Sort by

Unfinished Business: Making Banks Transparent

David Callahan
One of the main lessons of the financial crisis was that big banks -- along with a parallel "shadow banking system" -- had become too opaque, and that it was impossible to know the full scope of their risky behavior. Lehman Brothers, for example, hid billions of dollar in liabilities in the years before it collapsed -- allegedly with the help of the accounting giant Ernst & Young.

Five years after the crisis, the challenge of transparency endures, as Frank Partnoy and Jesse Eisinger detail in a terrific article in The Atlantic.

The piece is entitled "What's Inside America's Banks?" And the answer of the authors is: Who the heck knows? It remains nearly impossible to figure out the risks undertaken by the biggest and most influential financial institutions in the world. Exhibit A is the recent episode at J.P. Morgan where that bank lost billions of dollars taking massive risks that neither investors nor regulators understood that it was taking. Partnoy and Eisinger dig deeply into the incomprehensible financial statements of Wells Fargo to show that J.P. Morgan's opacity is no exception.

You'd hope, given the lessons of the financial crisis, new regulation would have imposed real transparency on the banks. But that hasn't happened. Partnoy and Eisinger write:

Accounting rules have proliferated as banks, and the assets and liabilities they contain, have become more complex.
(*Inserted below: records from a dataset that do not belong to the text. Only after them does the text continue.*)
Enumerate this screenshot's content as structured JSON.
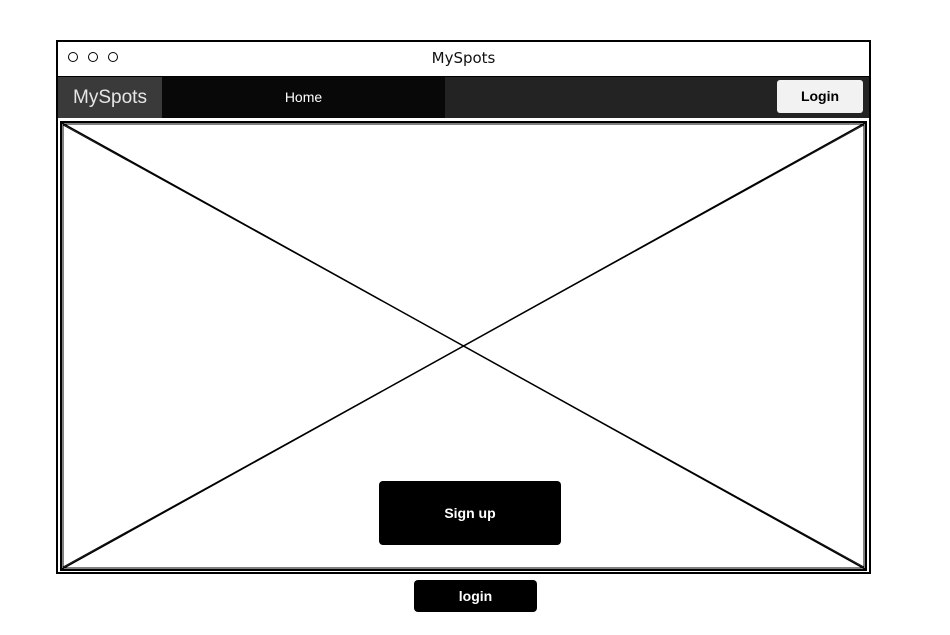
{
  "window": {
    "title": "MySpots"
  },
  "navbar": {
    "brand": "MySpots",
    "home_label": "Home",
    "login_label": "Login"
  },
  "hero": {
    "image_placeholder": "image-placeholder",
    "signup_label": "Sign up",
    "login_label": "login"
  },
  "colors": {
    "navbar_bg": "#232323",
    "brand_bg": "#3a3a3a",
    "home_bg": "#080808",
    "button_bg": "#000000",
    "nav_login_bg": "#f2f2f2"
  }
}
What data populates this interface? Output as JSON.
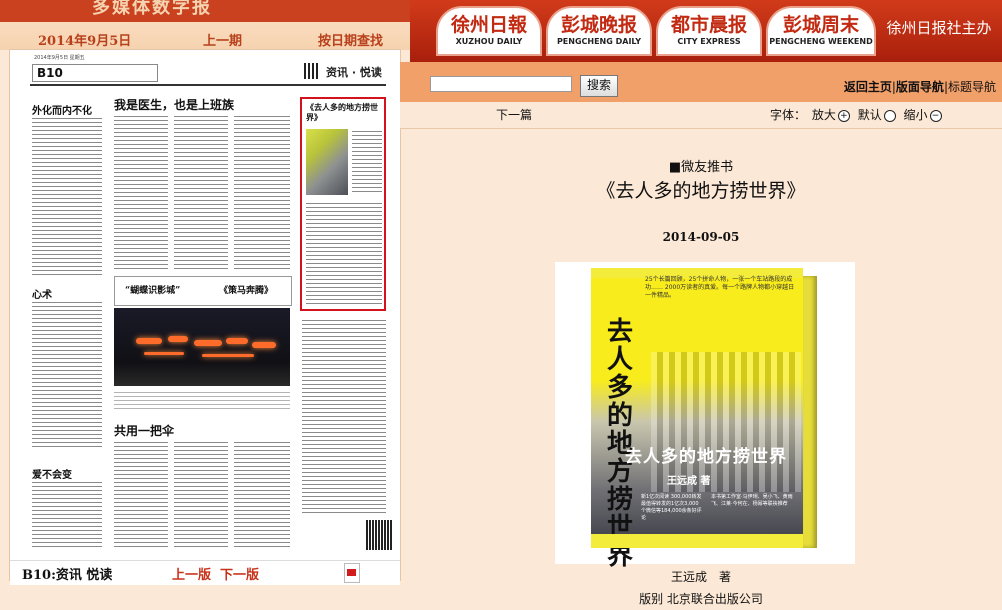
{
  "topbar": {
    "strip_title": "多媒体数字报",
    "date": "2014年9月5日",
    "prev_issue": "上一期",
    "date_search": "按日期查找"
  },
  "logos": [
    {
      "cn": "徐州日報",
      "en": "XUZHOU DAILY"
    },
    {
      "cn": "彭城晚报",
      "en": "PENGCHENG DAILY"
    },
    {
      "cn": "都市晨报",
      "en": "CITY EXPRESS"
    },
    {
      "cn": "彭城周末",
      "en": "PENGCHENG WEEKEND"
    }
  ],
  "publisher": "徐州日报社主办",
  "paper": {
    "meta": "2014年9月5日 星期五",
    "page_no": "B10",
    "section": "资讯 · 悦读",
    "headlines": {
      "h1": "外化而内不化",
      "h2": "我是医生，也是上班族",
      "h3": "心术",
      "h4": "共用一把伞",
      "h5": "爱不会变",
      "ad1": "“蝴蝶识影城”",
      "ad2": "《策马奔腾》"
    },
    "highlight_title": "《去人多的地方捞世界》"
  },
  "viewer_foot": {
    "page_label": "B10:资讯 悦读",
    "prev_page": "上一版",
    "next_page": "下一版"
  },
  "search": {
    "placeholder": "",
    "button": "搜索"
  },
  "nav": {
    "home": "返回主页",
    "sep": "|",
    "layout_nav": "版面导航",
    "sep2": "|",
    "title_nav": "标题导航"
  },
  "toolbar": {
    "next_article": "下一篇",
    "font_label": "字体：",
    "bigger": "放大",
    "default": "默认",
    "smaller": "缩小"
  },
  "article": {
    "kicker": "■微友推书",
    "title": "《去人多的地方捞世界》",
    "date": "2014-09-05",
    "author_line": "王远成　著",
    "edition_line": "版别 北京联合出版公司"
  },
  "book_cover": {
    "vertical_title": "去人多的地方捞世界",
    "blurb": "25个长篇回顾，25个拼命人物，一张一个车站路段的成功…… 2000万读者的真爱。每一个路牌人物都小穿越日一件精品。",
    "title": "去人多的地方捞世界",
    "author": "王远成 著",
    "stat": "新1亿次阅读 300,000转发最值得转发的1亿次3,000个微信等184,000余条好评论",
    "endorse": "本书第工作室·马伊琍、吴小飞、黄雨飞、江莱·今何在、杨幂等联袂推荐"
  }
}
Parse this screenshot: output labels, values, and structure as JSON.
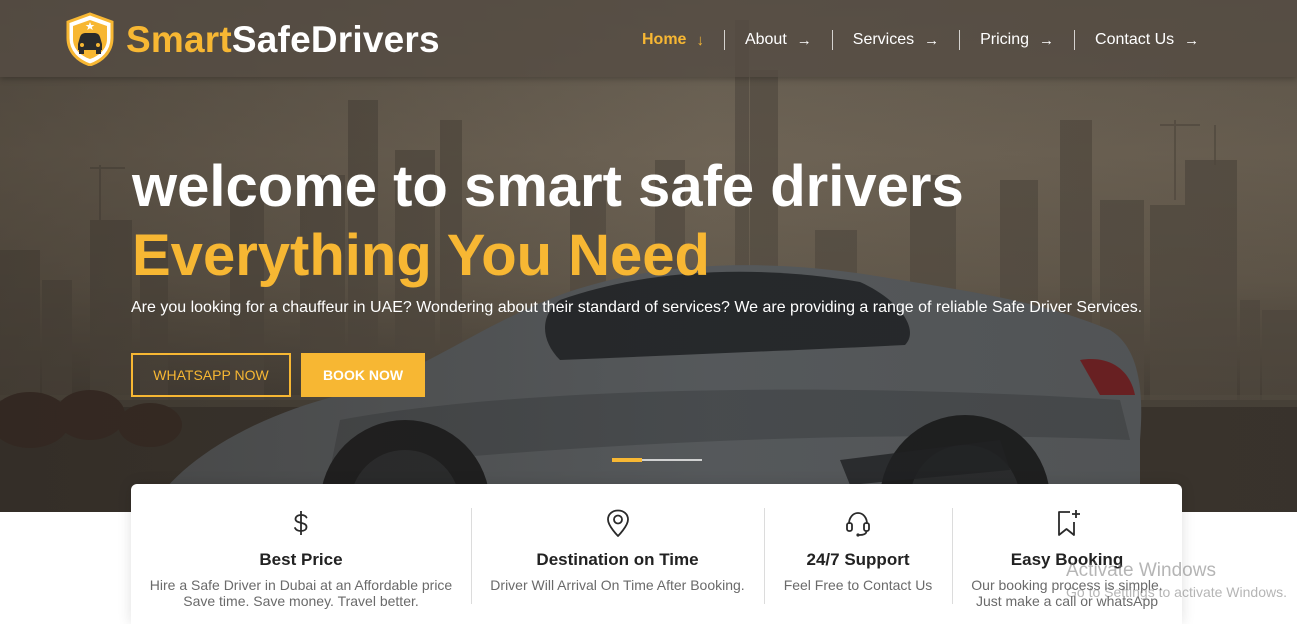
{
  "brand": {
    "name_part1": "Smart",
    "name_part2": "SafeDrivers",
    "logo_icon": "shield-car-icon",
    "accent_color": "#f7b733"
  },
  "nav": {
    "items": [
      {
        "label": "Home",
        "arrow": "↓",
        "active": true
      },
      {
        "label": "About",
        "arrow": "→",
        "active": false
      },
      {
        "label": "Services",
        "arrow": "→",
        "active": false
      },
      {
        "label": "Pricing",
        "arrow": "→",
        "active": false
      },
      {
        "label": "Contact Us",
        "arrow": "→",
        "active": false
      }
    ]
  },
  "hero": {
    "headline": "welcome to smart safe drivers",
    "subheadline": "Everything You Need",
    "lead": "Are you looking for a chauffeur in UAE? Wondering about their standard of services? We are providing a range of reliable Safe Driver Services.",
    "primary_button": "WHATSAPP NOW",
    "secondary_button": "BOOK NOW",
    "slides_total": 2,
    "active_slide": 1
  },
  "features": [
    {
      "icon": "dollar-icon",
      "title": "Best Price",
      "desc_line1": "Hire a Safe Driver in Dubai at an Affordable price",
      "desc_line2": "Save time. Save money. Travel better."
    },
    {
      "icon": "map-pin-icon",
      "title": "Destination on Time",
      "desc_line1": "Driver Will Arrival On Time After Booking.",
      "desc_line2": ""
    },
    {
      "icon": "headset-icon",
      "title": "24/7 Support",
      "desc_line1": "Feel Free to Contact Us",
      "desc_line2": ""
    },
    {
      "icon": "bookmark-plus-icon",
      "title": "Easy Booking",
      "desc_line1": "Our booking process is simple.",
      "desc_line2": "Just make a call or whatsApp"
    }
  ],
  "watermark": {
    "line1": "Activate Windows",
    "line2": "Go to Settings to activate Windows."
  }
}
Yet the rules have not kept pace with changes in the financial system. Clever bankers, aided by their lawyers and accountants, can find ways around the intentions of the regulations while remaining within the letter of the law. What’s more, because these rules have grown ever more detailed and lawyerly—while still failing to cover every possible circumstance—they have had the perverse effect of allowing banks to avoid giving investors the information needed to gauge the value and risk of a bank’s portfolio. (That information is obscured by minutiae and legalese.) This is true for the complicated questions about financial innovation and trading, but it also is true for the basic questions, such as those involving loans. . . .
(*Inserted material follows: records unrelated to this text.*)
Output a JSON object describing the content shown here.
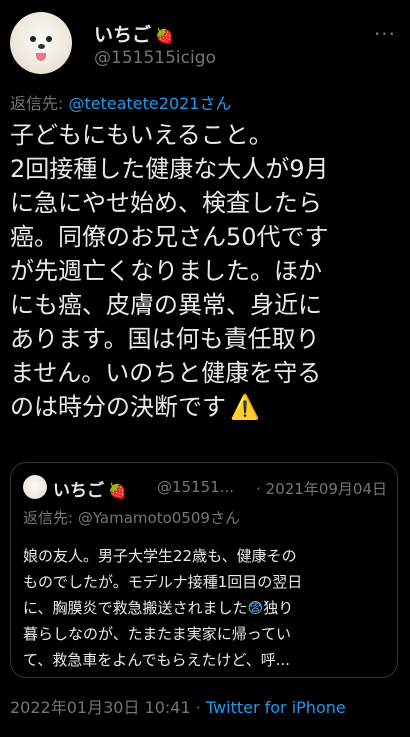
{
  "user": {
    "display_name": "いちご",
    "handle": "@151515icigo"
  },
  "reply": {
    "prefix": "返信先: ",
    "mention": "@teteatete2021さん"
  },
  "tweet": {
    "lines": [
      "子どもにもいえること。",
      "2回接種した健康な大人が9月",
      "に急にやせ始め、検査したら",
      "癌。同僚のお兄さん50代です",
      "が先週亡くなりました。ほか",
      "にも癌、皮膚の異常、身近に",
      "あります。国は何も責任取り",
      "ません。いのちと健康を守る",
      "のは時分の決断です"
    ],
    "warning_emoji": "⚠️"
  },
  "quote": {
    "display_name": "いちご",
    "handle": "@15151...",
    "date": "· 2021年09月04日",
    "reply_prefix": "返信先: ",
    "reply_mention": "@Yamamoto0509さん",
    "lines": [
      "娘の友人。男子大学生22歳も、健康その",
      "ものでしたが。モデルナ接種1回目の翌日",
      "に、胸膜炎で救急搬送されました",
      "暮らしなのが、たまたま実家に帰ってい",
      "て、救急車をよんでもらえたけど、呼..."
    ],
    "line3_after_emoji": "独り",
    "scared_emoji": "😨"
  },
  "footer": {
    "timestamp": "2022年01月30日 10:41 · ",
    "source": "Twitter for iPhone"
  },
  "strawberry_emoji": "🍓",
  "more_icon": "···"
}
The problem extends well beyond the opacity of banks’ loan portfolios—it involves almost every aspect of modern bank activity, much of which involves complex investment and trading, not merely lending. Kevin Warsh, an ex–Morgan Stanley banker and a former Federal Reserve Board member appointed by George W. Bush, says woeful disclosure is a major problem. Look at the financial statements a big bank files with the SEC, he says: “Investors can’t truly understand the nature and quality of the assets and liabilities. They can’t readily assess the reliability of the capital to offset real losses. They can’t assess the underlying sources of the firms’ profits. The disclosure obfuscates more than it informs, and the government is not just permitting it but seems to be encouraging it.

Accounting rules are supposed to help investors understand the companies whose shares they buy. Yet current disclosure requirements don’t illuminate banks’ financial statements; instead, they let the banks turn out the lights. And in that darkness, all sorts of unsavory practices can breed.
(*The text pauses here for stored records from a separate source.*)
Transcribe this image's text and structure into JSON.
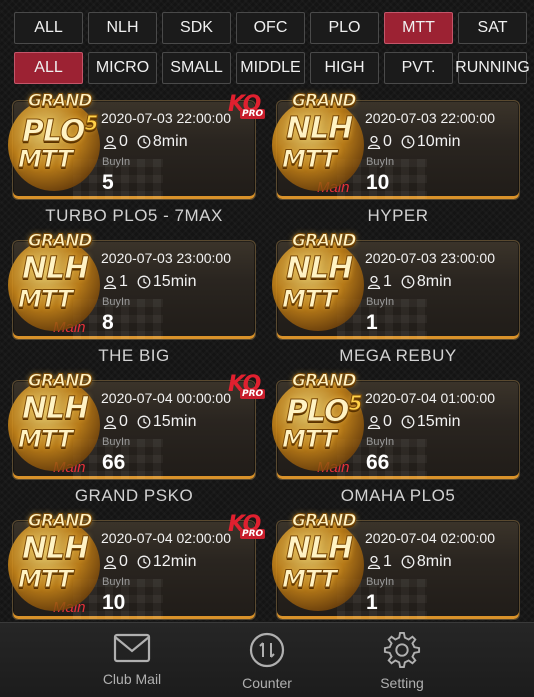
{
  "filters_row1": [
    {
      "label": "ALL",
      "active": false
    },
    {
      "label": "NLH",
      "active": false
    },
    {
      "label": "SDK",
      "active": false
    },
    {
      "label": "OFC",
      "active": false
    },
    {
      "label": "PLO",
      "active": false
    },
    {
      "label": "MTT",
      "active": true
    },
    {
      "label": "SAT",
      "active": false
    }
  ],
  "filters_row2": [
    {
      "label": "ALL",
      "active": true
    },
    {
      "label": "MICRO",
      "active": false
    },
    {
      "label": "SMALL",
      "active": false
    },
    {
      "label": "MIDDLE",
      "active": false
    },
    {
      "label": "HIGH",
      "active": false
    },
    {
      "label": "PVT.",
      "active": false
    },
    {
      "label": "RUNNING",
      "active": false
    }
  ],
  "logo_text": {
    "grand": "GRAND",
    "mtt": "MTT",
    "pro": "PRO",
    "ko": "KO"
  },
  "buyin_label": "BuyIn",
  "tournaments": [
    {
      "name": "",
      "game": "PLO",
      "plo5": true,
      "ko": true,
      "main": false,
      "datetime": "2020-07-03 22:00:00",
      "players": "0",
      "time": "8min",
      "buyin": "5"
    },
    {
      "name": "",
      "game": "NLH",
      "plo5": false,
      "ko": false,
      "main": true,
      "datetime": "2020-07-03 22:00:00",
      "players": "0",
      "time": "10min",
      "buyin": "10"
    },
    {
      "name": "TURBO PLO5 - 7MAX",
      "game": "NLH",
      "plo5": false,
      "ko": false,
      "main": true,
      "datetime": "2020-07-03 23:00:00",
      "players": "1",
      "time": "15min",
      "buyin": "8"
    },
    {
      "name": "HYPER",
      "game": "NLH",
      "plo5": false,
      "ko": false,
      "main": false,
      "datetime": "2020-07-03 23:00:00",
      "players": "1",
      "time": "8min",
      "buyin": "1"
    },
    {
      "name": "THE BIG",
      "game": "NLH",
      "plo5": false,
      "ko": true,
      "main": true,
      "datetime": "2020-07-04 00:00:00",
      "players": "0",
      "time": "15min",
      "buyin": "66"
    },
    {
      "name": "MEGA REBUY",
      "game": "PLO",
      "plo5": true,
      "ko": false,
      "main": true,
      "datetime": "2020-07-04 01:00:00",
      "players": "0",
      "time": "15min",
      "buyin": "66"
    },
    {
      "name": "GRAND PSKO",
      "game": "NLH",
      "plo5": false,
      "ko": true,
      "main": true,
      "datetime": "2020-07-04 02:00:00",
      "players": "0",
      "time": "12min",
      "buyin": "10"
    },
    {
      "name": "OMAHA PLO5",
      "game": "NLH",
      "plo5": false,
      "ko": false,
      "main": false,
      "datetime": "2020-07-04 02:00:00",
      "players": "1",
      "time": "8min",
      "buyin": "1"
    }
  ],
  "main_label": "Main",
  "bottom_nav": [
    {
      "label": "Club Mail",
      "icon": "mail-icon"
    },
    {
      "label": "Counter",
      "icon": "counter-icon"
    },
    {
      "label": "Setting",
      "icon": "gear-icon"
    }
  ],
  "colors": {
    "active_tab": "#9c2233",
    "accent_gold": "#d9922a",
    "main_red": "#e8303a"
  }
}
Partnoy and Eisinger don't think that solving this problem should be all that hard. Rules need to be simpler, they say, and punishments for breaking them need to be a lot tougher. 

The starting point for any solution to the recurring problems with banks is to rebuild the twin pillars of regulation that Congress built in 1933 and 1934, in the aftermath of the 1929 crash. First, there must be a straightforward standard of disclosure for Wells Fargo and its banking brethren to follow: describe risks in commonsense terms that an investor can understand. Second, there must be a real risk of punishment for bank executives who mislead investors, or otherwise perpetrate fraud and abuse.

These two pillars don’t require heavy-handed regulation. The straightforward disclosure regime that prevailed for decades starting in the 1930s didn’t require extensive legal rules. Nor did vigorous prosecution of financial crime. . . .

Is this just a fantasy? The changes we’ve outlined would certainly be difficult politically. (What isn’t, today?) But in the face of sufficient pressure, bankers might willingly agree to a grand bargain: simpler rules and streamlined regulation if they subject themselves to real enforcement.

Amen to all of that.

This piece reinforces what we have been saying at Demos for long time now: Which is that the job of better policing Wall Street is not finished. Not by a long shot. Dodd-Frank was a first crack, and the complexity of that law is problematic. More work needs to be done. 

Add that task to President Obama's To Do list for his second term.